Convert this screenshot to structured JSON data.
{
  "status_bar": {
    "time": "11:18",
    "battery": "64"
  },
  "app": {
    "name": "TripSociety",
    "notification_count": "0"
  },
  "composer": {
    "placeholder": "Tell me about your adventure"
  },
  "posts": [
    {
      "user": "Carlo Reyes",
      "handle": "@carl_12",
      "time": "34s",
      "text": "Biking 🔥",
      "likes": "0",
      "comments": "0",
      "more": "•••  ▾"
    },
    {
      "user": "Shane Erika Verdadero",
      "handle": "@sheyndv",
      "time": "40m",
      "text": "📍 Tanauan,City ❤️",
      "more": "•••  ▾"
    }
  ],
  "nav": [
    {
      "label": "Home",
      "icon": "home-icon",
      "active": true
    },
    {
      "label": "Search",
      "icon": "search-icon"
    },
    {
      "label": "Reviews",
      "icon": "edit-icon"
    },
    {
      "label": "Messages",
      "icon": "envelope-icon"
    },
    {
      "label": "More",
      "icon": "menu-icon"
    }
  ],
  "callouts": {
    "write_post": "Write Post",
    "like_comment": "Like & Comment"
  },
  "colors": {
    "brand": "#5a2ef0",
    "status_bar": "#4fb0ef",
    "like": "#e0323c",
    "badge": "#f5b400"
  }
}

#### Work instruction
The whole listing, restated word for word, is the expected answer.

#### Response below
Convert this screenshot to structured JSON data.
{
  "status_bar": {
    "time": "11:18",
    "battery": "64"
  },
  "app": {
    "name": "TripSociety",
    "notification_count": "0"
  },
  "composer": {
    "placeholder": "Tell me about your adventure"
  },
  "posts": [
    {
      "user": "Carlo Reyes",
      "handle": "@carl_12",
      "time": "34s",
      "text": "Biking 🔥",
      "likes": "0",
      "comments": "0",
      "more": "•••  ▾"
    },
    {
      "user": "Shane Erika Verdadero",
      "handle": "@sheyndv",
      "time": "40m",
      "text": "📍 Tanauan,City ❤️",
      "more": "•••  ▾"
    }
  ],
  "nav": [
    {
      "label": "Home",
      "icon": "home-icon",
      "active": true
    },
    {
      "label": "Search",
      "icon": "search-icon"
    },
    {
      "label": "Reviews",
      "icon": "edit-icon"
    },
    {
      "label": "Messages",
      "icon": "envelope-icon"
    },
    {
      "label": "More",
      "icon": "menu-icon"
    }
  ],
  "callouts": {
    "write_post": "Write Post",
    "like_comment": "Like & Comment"
  },
  "colors": {
    "brand": "#5a2ef0",
    "status_bar": "#4fb0ef",
    "like": "#e0323c",
    "badge": "#f5b400"
  }
}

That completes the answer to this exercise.